Excerpts from an interface dataset
>>>
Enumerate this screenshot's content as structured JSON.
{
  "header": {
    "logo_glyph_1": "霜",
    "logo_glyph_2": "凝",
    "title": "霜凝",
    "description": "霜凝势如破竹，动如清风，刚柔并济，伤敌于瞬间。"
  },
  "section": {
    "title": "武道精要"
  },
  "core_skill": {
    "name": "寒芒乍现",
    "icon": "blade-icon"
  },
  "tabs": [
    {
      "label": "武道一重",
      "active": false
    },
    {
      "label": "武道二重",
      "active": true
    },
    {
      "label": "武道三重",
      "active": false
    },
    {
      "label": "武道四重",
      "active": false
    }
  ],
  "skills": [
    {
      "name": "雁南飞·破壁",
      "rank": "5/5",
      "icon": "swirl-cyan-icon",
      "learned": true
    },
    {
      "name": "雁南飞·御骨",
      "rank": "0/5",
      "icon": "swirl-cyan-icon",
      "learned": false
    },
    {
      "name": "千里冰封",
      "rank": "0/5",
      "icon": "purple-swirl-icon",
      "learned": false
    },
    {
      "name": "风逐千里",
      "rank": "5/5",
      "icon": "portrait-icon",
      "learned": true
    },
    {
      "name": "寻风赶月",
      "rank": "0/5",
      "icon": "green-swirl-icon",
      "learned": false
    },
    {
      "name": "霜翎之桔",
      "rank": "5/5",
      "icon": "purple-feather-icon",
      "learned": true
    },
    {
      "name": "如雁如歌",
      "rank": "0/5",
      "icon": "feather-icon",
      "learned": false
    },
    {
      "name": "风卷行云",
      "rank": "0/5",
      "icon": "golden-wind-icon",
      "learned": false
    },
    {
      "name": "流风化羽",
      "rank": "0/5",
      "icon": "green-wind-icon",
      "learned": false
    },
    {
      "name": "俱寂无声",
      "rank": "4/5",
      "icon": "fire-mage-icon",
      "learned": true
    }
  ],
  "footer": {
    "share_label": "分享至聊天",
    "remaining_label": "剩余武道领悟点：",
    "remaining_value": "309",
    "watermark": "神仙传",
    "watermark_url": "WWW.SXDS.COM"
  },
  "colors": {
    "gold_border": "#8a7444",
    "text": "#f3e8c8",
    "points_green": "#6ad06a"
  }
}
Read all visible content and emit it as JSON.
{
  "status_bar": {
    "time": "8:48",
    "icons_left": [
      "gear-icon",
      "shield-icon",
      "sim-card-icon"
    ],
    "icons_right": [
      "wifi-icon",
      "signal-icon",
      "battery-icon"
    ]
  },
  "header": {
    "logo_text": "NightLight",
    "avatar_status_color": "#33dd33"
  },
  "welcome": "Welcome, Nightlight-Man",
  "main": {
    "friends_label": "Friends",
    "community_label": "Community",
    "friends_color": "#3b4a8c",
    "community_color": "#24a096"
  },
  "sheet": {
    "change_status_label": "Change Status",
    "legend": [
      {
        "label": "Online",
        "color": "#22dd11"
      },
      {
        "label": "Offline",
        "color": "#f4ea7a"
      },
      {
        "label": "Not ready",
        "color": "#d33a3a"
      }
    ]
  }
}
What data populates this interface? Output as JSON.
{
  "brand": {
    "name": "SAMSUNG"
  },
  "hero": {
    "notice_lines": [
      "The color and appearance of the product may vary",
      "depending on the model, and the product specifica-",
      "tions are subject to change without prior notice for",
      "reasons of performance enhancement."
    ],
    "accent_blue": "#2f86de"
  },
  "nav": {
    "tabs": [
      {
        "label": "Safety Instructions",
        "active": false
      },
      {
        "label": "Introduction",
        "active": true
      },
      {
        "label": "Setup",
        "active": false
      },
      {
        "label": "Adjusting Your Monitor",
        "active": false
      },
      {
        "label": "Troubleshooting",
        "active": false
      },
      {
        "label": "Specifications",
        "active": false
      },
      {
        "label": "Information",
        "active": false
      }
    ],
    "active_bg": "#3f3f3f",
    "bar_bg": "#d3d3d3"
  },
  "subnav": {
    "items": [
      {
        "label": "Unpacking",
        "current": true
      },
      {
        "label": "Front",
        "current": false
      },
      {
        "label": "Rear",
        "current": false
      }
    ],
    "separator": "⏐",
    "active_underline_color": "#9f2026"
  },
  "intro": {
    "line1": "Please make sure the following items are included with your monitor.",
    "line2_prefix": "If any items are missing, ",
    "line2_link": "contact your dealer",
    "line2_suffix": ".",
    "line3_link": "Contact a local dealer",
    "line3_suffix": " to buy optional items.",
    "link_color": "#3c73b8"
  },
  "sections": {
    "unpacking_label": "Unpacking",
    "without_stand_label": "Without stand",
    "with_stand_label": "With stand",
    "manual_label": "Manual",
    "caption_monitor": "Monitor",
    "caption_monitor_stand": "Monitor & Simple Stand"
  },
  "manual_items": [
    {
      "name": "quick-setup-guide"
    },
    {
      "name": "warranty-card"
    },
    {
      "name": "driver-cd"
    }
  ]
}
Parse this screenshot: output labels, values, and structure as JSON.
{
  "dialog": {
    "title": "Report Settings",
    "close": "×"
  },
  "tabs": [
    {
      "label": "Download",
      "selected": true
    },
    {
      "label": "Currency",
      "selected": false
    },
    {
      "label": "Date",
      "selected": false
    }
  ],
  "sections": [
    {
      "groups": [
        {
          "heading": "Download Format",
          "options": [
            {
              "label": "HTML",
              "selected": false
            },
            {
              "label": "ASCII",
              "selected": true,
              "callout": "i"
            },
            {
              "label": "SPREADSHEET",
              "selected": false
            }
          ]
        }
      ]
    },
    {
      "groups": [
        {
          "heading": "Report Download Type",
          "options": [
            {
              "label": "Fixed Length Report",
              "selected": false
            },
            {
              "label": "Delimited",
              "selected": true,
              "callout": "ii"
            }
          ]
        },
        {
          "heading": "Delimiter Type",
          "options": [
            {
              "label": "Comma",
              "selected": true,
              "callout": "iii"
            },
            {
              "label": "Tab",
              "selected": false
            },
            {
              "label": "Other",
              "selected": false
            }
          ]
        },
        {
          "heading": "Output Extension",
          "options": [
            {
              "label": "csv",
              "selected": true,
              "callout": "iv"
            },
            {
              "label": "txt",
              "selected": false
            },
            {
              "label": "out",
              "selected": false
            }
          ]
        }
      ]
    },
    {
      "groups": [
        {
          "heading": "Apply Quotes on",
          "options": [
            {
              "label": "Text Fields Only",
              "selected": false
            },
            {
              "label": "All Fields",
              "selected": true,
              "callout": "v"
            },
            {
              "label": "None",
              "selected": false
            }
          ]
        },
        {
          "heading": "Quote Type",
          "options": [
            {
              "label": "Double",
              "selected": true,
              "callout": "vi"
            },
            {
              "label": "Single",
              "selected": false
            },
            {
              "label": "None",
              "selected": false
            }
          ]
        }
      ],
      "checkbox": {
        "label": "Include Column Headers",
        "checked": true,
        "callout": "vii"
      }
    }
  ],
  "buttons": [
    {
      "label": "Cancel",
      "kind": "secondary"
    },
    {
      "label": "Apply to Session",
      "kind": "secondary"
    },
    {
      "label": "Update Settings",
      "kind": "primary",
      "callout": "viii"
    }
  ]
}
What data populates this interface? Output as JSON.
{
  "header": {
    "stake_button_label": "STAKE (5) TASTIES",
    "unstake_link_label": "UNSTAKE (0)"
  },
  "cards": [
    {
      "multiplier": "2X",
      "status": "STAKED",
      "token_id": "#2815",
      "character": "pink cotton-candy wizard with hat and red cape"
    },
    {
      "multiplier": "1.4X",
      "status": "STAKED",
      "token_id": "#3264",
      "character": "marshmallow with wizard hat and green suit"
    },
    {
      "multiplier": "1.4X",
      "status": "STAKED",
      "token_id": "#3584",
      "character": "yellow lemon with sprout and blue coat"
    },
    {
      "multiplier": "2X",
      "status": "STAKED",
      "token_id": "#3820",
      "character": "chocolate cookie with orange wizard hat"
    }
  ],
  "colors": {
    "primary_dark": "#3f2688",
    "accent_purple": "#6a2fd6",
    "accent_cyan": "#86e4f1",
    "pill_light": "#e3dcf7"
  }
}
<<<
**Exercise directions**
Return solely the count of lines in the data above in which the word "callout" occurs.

**Task solution**
8